___ MATERIAL FOR THIS TASK ___

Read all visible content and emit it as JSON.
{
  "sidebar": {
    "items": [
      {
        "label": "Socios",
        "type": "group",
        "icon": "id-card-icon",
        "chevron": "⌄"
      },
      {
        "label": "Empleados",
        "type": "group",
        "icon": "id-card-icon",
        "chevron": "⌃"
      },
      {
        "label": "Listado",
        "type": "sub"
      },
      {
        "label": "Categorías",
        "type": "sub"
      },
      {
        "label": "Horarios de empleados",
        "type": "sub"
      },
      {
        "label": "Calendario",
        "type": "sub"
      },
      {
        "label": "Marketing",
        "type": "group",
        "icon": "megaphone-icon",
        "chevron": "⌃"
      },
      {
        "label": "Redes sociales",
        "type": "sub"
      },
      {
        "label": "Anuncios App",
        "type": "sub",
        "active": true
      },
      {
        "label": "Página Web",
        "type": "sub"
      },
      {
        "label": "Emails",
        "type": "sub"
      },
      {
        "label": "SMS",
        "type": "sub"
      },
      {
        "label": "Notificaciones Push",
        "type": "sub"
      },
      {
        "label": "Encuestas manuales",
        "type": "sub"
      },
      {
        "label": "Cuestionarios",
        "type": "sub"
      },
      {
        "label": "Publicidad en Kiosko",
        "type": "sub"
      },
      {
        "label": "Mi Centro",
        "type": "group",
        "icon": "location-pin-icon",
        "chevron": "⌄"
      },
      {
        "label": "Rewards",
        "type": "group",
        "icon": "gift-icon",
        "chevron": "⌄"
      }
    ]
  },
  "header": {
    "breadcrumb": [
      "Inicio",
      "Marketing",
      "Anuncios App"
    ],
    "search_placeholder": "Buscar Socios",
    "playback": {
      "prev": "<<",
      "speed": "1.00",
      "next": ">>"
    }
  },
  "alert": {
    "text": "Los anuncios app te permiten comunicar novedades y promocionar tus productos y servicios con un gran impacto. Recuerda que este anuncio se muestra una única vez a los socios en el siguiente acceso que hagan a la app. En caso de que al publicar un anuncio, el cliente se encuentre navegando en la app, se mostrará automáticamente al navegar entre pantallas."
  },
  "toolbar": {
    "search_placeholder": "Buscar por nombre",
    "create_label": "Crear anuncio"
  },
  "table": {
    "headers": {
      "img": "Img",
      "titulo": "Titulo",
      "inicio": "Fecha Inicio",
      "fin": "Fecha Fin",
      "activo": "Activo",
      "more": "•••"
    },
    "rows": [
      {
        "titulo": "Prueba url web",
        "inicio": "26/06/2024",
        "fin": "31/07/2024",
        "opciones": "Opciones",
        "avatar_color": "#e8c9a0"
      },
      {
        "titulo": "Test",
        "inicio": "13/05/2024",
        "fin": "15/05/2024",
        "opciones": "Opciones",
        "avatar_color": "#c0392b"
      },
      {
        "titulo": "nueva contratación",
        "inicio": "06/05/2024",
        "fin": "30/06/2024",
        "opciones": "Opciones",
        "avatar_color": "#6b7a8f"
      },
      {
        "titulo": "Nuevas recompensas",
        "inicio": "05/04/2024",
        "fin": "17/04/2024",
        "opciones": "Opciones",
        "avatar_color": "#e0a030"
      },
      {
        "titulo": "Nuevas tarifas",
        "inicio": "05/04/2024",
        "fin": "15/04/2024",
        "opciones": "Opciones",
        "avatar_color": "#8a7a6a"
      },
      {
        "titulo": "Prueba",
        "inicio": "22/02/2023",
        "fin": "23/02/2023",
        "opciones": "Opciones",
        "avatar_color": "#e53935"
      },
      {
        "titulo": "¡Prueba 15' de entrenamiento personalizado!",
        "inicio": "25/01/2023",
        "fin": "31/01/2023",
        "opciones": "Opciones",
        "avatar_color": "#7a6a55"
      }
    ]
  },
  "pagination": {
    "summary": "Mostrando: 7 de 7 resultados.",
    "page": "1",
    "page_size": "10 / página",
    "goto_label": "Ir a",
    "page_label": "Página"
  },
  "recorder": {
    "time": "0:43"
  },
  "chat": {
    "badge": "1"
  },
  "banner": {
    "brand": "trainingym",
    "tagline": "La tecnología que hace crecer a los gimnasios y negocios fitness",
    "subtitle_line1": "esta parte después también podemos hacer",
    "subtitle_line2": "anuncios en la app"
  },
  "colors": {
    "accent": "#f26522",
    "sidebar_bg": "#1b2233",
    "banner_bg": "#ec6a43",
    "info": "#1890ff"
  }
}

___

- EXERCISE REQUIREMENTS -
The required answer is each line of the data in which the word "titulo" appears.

- SOLUTION TO THE PROBLEM -
      "titulo": "Titulo",
        "titulo": "Prueba url web",
        "titulo": "Test",
        "titulo": "nueva contratación",
        "titulo": "Nuevas recompensas",
        "titulo": "Nuevas tarifas",
        "titulo": "Prueba",
        "titulo": "¡Prueba 15' de entrenamiento personalizado!",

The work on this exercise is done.